-------- DATA SHOWN

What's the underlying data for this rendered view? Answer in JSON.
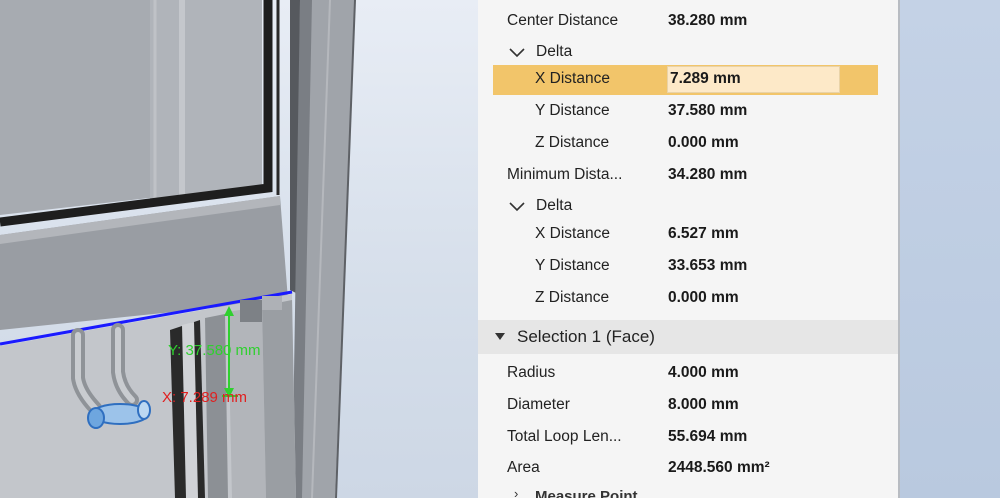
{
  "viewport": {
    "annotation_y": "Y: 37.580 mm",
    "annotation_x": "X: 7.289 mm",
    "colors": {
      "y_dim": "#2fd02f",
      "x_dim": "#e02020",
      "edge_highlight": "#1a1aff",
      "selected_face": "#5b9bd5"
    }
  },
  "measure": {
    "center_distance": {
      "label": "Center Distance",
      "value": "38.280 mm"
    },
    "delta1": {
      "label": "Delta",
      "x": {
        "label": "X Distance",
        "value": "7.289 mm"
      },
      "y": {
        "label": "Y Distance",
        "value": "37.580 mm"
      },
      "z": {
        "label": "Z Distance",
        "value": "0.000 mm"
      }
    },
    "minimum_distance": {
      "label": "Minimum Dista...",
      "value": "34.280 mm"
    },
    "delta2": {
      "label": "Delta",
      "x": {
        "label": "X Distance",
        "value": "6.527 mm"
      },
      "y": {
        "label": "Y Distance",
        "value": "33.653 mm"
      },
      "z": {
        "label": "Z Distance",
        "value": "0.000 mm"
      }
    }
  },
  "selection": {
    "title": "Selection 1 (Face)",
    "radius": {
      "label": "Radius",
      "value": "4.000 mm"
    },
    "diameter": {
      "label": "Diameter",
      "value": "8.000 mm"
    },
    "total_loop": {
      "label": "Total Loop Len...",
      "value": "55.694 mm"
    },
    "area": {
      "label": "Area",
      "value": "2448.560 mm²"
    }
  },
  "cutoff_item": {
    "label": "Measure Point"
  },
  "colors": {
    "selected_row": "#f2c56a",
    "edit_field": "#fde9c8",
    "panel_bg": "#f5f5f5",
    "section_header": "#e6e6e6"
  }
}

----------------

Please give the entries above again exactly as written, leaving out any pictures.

* _TASK RESPONSE_:
What's the underlying data for this rendered view? Answer in JSON.
{
  "viewport": {
    "annotation_y": "Y: 37.580 mm",
    "annotation_x": "X: 7.289 mm",
    "colors": {
      "y_dim": "#2fd02f",
      "x_dim": "#e02020",
      "edge_highlight": "#1a1aff",
      "selected_face": "#5b9bd5"
    }
  },
  "measure": {
    "center_distance": {
      "label": "Center Distance",
      "value": "38.280 mm"
    },
    "delta1": {
      "label": "Delta",
      "x": {
        "label": "X Distance",
        "value": "7.289 mm"
      },
      "y": {
        "label": "Y Distance",
        "value": "37.580 mm"
      },
      "z": {
        "label": "Z Distance",
        "value": "0.000 mm"
      }
    },
    "minimum_distance": {
      "label": "Minimum Dista...",
      "value": "34.280 mm"
    },
    "delta2": {
      "label": "Delta",
      "x": {
        "label": "X Distance",
        "value": "6.527 mm"
      },
      "y": {
        "label": "Y Distance",
        "value": "33.653 mm"
      },
      "z": {
        "label": "Z Distance",
        "value": "0.000 mm"
      }
    }
  },
  "selection": {
    "title": "Selection 1 (Face)",
    "radius": {
      "label": "Radius",
      "value": "4.000 mm"
    },
    "diameter": {
      "label": "Diameter",
      "value": "8.000 mm"
    },
    "total_loop": {
      "label": "Total Loop Len...",
      "value": "55.694 mm"
    },
    "area": {
      "label": "Area",
      "value": "2448.560 mm²"
    }
  },
  "cutoff_item": {
    "label": "Measure Point"
  },
  "colors": {
    "selected_row": "#f2c56a",
    "edit_field": "#fde9c8",
    "panel_bg": "#f5f5f5",
    "section_header": "#e6e6e6"
  }
}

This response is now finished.